» Directions: Each line of the data holding "options" should be found and copied.

» Data provided:
*** Block opens ***
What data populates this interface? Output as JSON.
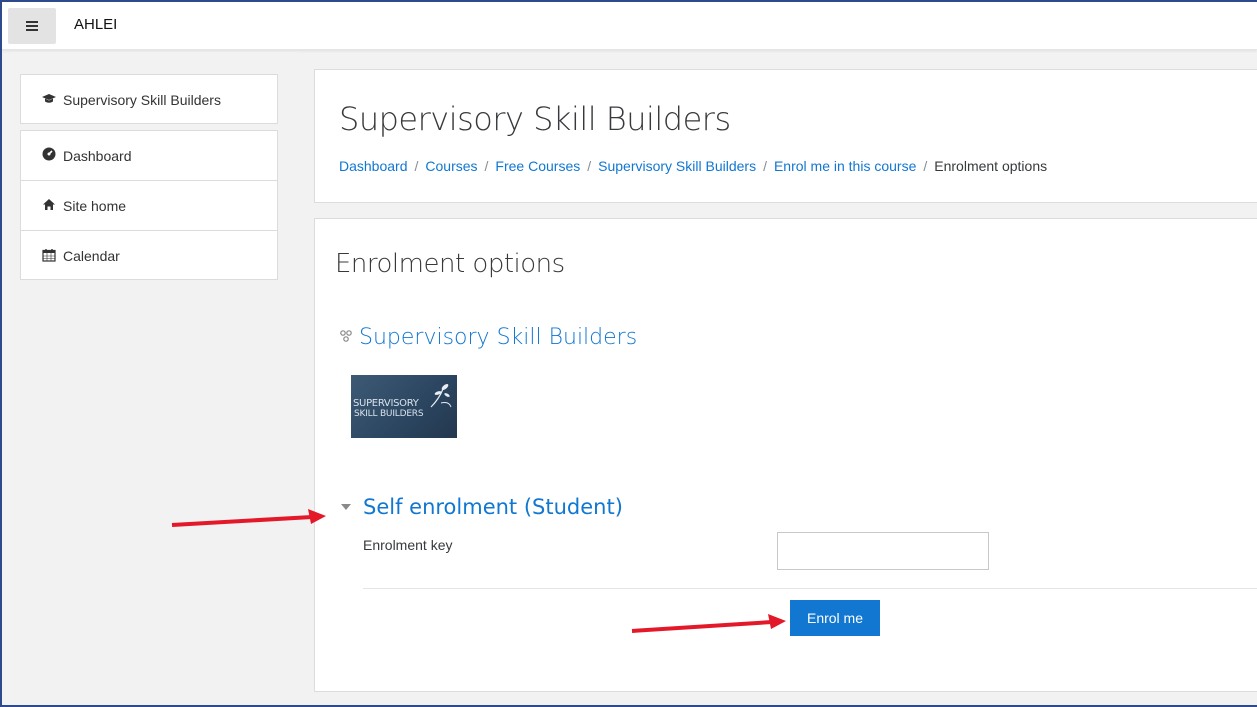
{
  "navbar": {
    "brand": "AHLEI",
    "menu_icon": "hamburger-icon"
  },
  "sidebar": {
    "course_item": {
      "label": "Supervisory Skill Builders",
      "icon": "graduation-cap-icon"
    },
    "items": [
      {
        "label": "Dashboard",
        "icon": "dashboard-icon"
      },
      {
        "label": "Site home",
        "icon": "home-icon"
      },
      {
        "label": "Calendar",
        "icon": "calendar-icon"
      }
    ]
  },
  "header": {
    "title": "Supervisory Skill Builders",
    "breadcrumb": [
      "Dashboard",
      "Courses",
      "Free Courses",
      "Supervisory Skill Builders",
      "Enrol me in this course"
    ],
    "breadcrumb_current": "Enrolment options",
    "separator": "/"
  },
  "content": {
    "section_title": "Enrolment options",
    "course_name": "Supervisory Skill Builders",
    "course_image_text_line1": "SUPERVISORY",
    "course_image_text_line2": "SKILL BUILDERS",
    "enrol_method": "Self enrolment (Student)",
    "field_label": "Enrolment key",
    "field_value": "",
    "button_label": "Enrol me"
  },
  "colors": {
    "link": "#1177d1",
    "button": "#1177d1",
    "annotation": "#e3192a"
  }
}
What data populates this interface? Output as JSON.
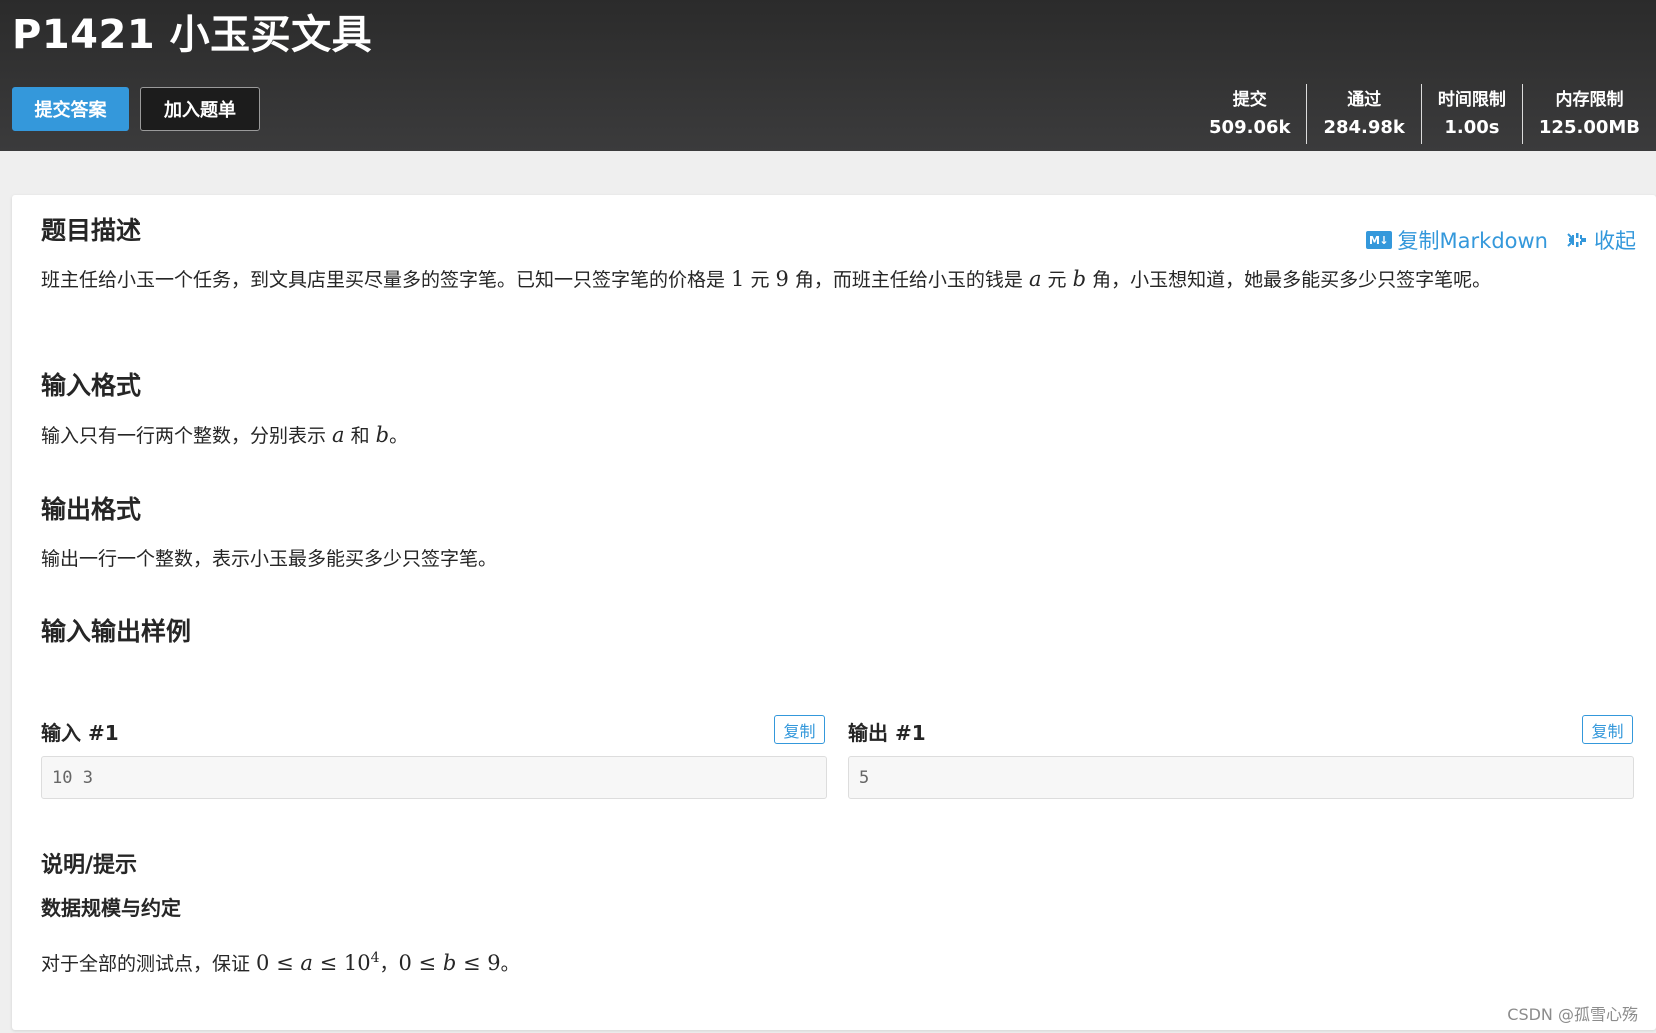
{
  "header": {
    "title": "P1421 小玉买文具",
    "buttons": {
      "submit": "提交答案",
      "add_to_list": "加入题单"
    },
    "stats": [
      {
        "label": "提交",
        "value": "509.06k"
      },
      {
        "label": "通过",
        "value": "284.98k"
      },
      {
        "label": "时间限制",
        "value": "1.00s"
      },
      {
        "label": "内存限制",
        "value": "125.00MB"
      }
    ]
  },
  "toolbar": {
    "md_badge": "M↓",
    "copy_markdown": "复制Markdown",
    "collapse": "收起"
  },
  "description": {
    "heading": "题目描述",
    "t1": "班主任给小玉一个任务，到文具店里买尽量多的签字笔。已知一只签字笔的价格是 ",
    "m1": "1",
    "t2": " 元 ",
    "m2": "9",
    "t3": " 角，而班主任给小玉的钱是 ",
    "m3": "a",
    "t4": " 元 ",
    "m4": "b",
    "t5": " 角，小玉想知道，她最多能买多少只签字笔呢。"
  },
  "input_format": {
    "heading": "输入格式",
    "t1": "输入只有一行两个整数，分别表示 ",
    "m1": "a",
    "t2": " 和 ",
    "m2": "b",
    "t3": "。"
  },
  "output_format": {
    "heading": "输出格式",
    "text": "输出一行一个整数，表示小玉最多能买多少只签字笔。"
  },
  "samples": {
    "heading": "输入输出样例",
    "input_label": "输入 #1",
    "output_label": "输出 #1",
    "copy_label": "复制",
    "input_value": "10 3",
    "output_value": "5"
  },
  "hint": {
    "heading": "说明/提示",
    "subheading": "数据规模与约定",
    "t1": "对于全部的测试点，保证 ",
    "m_a1": "0 ≤ ",
    "m_a2": "a",
    "m_a3": " ≤ 10",
    "m_a4": "4",
    "t2": "，",
    "m_b1": "0 ≤ ",
    "m_b2": "b",
    "m_b3": " ≤ 9",
    "t3": "。"
  },
  "watermark": "CSDN @孤雪心殇",
  "colors": {
    "accent": "#3498db",
    "header_bg": "#2b2b2b",
    "page_bg": "#efefef"
  }
}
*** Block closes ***
» Response to this exercise:
    "breadcrumb_current": "Enrolment options",
    "section_title": "Enrolment options",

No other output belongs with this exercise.